“Because it is one market, the Comox Valley can really differentiate itself with our strong environmental focus and our emphasis on quality of place. Because we can pick and choose, we can position the Comox Valley to be a region of choice for the right development in the right place.”
“An implicit message to the development community is that there is money to be made when green development is truly aligned with community values and regional goals.”
The Water Challenge
“Water is the underpinning of the community, and this is why an integrated approach to settlement and land development is essential for the Comox Valley,” stated Kevin Lorette, General Manager of the CVRD Property Services Branch, when he explained the multi-faceted ‘water challenge’.
“Water is a key component for all the regional strategies that we are currently developing simultaneously. All will have to be integrated into one plan. At the core is growth – we are bringing these strategies together in 2010 to manage growth. We will be looking at all aspects of water.”
“When we move into the action phase, it will not be one organization doing it. This involves everybody. Job functions will be modified so that everyone has a role in implementation. If we all work together, we will be that much more effective.”
To Learn More:
Watch an 8-minute YouTube video clip of Kevin Lorette describing The Regional Team Approach.
Integration Leads to Innovation
To provide seminar participants with an example of what integration looks like on the ground, Derek Richmond, Manager of Engineering with the City of Courtenay drew attention to a City project along Anderton and Cliff Avenues in the Old Orchard area of northwest Courtenay.
“In a nutshell, an infrastructure replacement project evolved into a neighbourhood rehabilitation program,” stated Derek Richmond. “We began with a traditional infrastructure project in our minds: replace a pipe with a pipe. And then something amazing happened – we lifted ourselves out of the traditional silo mentality and we began to function as an integrated, inter-departmental team.”
“Through teamwork, a seemingly routine engineering project became the springboard for transforming the look-and-feel of an entire neighbourhood.”
Imagine What We Could Do Regionally
“If we can do this internally, imagine what we could do regionally,” added Kevin Lagan, the City’s Director of Operational Services. “Integrated planning is all about teamwork. There is no limit to what we can do once we open our minds to the opportunities that can result from partnerships and collaboration.

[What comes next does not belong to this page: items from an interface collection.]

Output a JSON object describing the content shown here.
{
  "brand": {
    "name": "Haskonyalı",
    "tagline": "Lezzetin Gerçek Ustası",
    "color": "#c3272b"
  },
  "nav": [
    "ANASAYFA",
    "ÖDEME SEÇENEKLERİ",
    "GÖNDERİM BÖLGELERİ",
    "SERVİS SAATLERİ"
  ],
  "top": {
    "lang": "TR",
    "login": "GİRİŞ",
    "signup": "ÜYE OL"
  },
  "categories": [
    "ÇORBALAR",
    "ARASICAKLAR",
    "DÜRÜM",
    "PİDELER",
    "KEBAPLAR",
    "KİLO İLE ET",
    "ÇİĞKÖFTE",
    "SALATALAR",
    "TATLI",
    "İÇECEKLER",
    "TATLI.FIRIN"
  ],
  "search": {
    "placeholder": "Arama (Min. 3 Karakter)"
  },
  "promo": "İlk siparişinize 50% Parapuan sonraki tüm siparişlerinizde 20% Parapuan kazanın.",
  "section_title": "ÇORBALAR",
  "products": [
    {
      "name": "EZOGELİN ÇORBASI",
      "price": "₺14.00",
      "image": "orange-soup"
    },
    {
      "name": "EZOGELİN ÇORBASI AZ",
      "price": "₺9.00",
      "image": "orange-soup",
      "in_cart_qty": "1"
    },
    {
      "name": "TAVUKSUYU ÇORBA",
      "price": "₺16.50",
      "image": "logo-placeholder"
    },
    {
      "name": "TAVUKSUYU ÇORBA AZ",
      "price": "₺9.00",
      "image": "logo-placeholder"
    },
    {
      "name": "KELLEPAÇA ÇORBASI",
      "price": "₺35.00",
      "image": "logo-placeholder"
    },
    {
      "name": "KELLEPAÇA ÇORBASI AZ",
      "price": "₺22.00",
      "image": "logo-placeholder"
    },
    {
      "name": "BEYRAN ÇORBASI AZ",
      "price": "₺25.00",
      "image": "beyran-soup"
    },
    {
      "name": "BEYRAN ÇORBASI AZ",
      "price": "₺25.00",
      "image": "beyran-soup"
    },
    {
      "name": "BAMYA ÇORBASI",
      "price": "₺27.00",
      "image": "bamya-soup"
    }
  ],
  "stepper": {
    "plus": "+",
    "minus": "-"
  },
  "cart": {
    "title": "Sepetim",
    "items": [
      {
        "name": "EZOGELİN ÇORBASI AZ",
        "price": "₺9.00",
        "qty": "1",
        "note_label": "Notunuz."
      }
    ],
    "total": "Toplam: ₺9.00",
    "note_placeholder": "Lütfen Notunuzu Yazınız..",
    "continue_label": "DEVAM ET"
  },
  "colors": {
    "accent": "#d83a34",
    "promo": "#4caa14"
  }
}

“The value of the Regional Growth Strategy is that it provides a way to encapsulate all the regional plans…so that municipal implementers will have the mandate they need to ensure that ‘consistent integration’ happens on the ground.”